▶ Extracted material:
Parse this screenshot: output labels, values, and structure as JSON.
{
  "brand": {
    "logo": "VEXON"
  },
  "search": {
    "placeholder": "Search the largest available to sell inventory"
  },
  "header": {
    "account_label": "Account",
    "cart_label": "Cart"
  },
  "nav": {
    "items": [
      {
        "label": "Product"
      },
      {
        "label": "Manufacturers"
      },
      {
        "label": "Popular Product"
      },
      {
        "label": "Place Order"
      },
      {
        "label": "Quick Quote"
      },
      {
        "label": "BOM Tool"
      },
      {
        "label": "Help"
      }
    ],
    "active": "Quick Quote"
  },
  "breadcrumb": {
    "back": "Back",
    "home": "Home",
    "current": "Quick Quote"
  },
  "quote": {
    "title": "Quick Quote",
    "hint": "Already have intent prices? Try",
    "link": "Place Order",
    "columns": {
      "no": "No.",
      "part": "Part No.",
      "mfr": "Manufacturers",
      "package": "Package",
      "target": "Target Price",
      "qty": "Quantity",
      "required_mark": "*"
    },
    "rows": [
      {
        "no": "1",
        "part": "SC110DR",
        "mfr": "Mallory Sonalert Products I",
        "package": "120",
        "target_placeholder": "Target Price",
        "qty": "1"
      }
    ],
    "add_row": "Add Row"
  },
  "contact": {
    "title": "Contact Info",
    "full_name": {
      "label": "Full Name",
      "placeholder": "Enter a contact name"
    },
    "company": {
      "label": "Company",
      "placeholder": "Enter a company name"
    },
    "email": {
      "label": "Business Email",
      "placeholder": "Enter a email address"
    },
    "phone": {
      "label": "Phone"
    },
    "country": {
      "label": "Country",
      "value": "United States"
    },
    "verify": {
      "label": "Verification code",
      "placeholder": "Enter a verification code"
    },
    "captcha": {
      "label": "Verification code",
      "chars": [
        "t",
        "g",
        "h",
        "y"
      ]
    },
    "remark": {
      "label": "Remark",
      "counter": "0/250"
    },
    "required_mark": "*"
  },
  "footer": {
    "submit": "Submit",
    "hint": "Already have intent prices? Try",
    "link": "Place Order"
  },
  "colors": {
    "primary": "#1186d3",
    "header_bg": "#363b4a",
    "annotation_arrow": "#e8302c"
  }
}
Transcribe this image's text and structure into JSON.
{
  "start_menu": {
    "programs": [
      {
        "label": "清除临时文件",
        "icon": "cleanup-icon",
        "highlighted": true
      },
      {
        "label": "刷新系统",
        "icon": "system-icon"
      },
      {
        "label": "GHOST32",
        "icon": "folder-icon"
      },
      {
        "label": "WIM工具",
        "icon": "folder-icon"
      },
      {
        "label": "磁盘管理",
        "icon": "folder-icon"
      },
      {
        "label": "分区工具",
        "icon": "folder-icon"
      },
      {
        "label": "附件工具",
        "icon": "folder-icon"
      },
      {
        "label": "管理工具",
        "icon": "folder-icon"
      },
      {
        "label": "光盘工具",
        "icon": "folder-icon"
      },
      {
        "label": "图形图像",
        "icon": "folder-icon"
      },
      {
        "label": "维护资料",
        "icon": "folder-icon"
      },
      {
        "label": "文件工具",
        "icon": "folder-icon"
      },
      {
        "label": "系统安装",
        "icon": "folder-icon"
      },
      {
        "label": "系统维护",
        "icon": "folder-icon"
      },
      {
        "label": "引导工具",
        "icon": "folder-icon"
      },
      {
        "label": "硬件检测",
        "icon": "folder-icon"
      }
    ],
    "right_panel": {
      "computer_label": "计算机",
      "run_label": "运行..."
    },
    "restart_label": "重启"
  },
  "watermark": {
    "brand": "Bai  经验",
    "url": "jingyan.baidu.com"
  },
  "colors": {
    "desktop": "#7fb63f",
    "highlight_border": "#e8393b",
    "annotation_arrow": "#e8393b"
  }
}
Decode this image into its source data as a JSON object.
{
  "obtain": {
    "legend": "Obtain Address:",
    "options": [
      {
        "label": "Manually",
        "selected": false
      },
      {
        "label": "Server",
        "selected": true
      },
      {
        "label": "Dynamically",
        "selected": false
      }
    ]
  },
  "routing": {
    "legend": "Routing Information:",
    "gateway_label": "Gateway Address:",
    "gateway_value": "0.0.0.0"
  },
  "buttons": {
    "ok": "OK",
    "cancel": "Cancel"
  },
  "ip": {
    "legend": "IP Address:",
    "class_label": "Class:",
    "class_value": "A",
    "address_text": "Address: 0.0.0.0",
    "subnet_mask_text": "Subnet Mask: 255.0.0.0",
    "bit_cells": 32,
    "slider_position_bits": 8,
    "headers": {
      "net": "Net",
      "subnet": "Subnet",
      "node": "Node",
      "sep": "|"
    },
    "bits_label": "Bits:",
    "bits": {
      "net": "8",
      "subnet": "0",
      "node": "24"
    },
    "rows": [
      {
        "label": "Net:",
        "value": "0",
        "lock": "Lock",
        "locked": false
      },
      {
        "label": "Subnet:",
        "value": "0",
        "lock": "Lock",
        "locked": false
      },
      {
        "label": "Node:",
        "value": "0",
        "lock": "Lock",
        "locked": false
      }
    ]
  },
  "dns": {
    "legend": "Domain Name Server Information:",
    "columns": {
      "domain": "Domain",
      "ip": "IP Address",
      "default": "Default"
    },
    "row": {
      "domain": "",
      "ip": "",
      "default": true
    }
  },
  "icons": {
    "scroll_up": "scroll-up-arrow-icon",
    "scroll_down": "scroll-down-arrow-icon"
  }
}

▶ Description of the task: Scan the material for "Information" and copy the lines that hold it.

▶ Answer to this problem:
    "legend": "Routing Information:",
    "legend": "Domain Name Server Information:",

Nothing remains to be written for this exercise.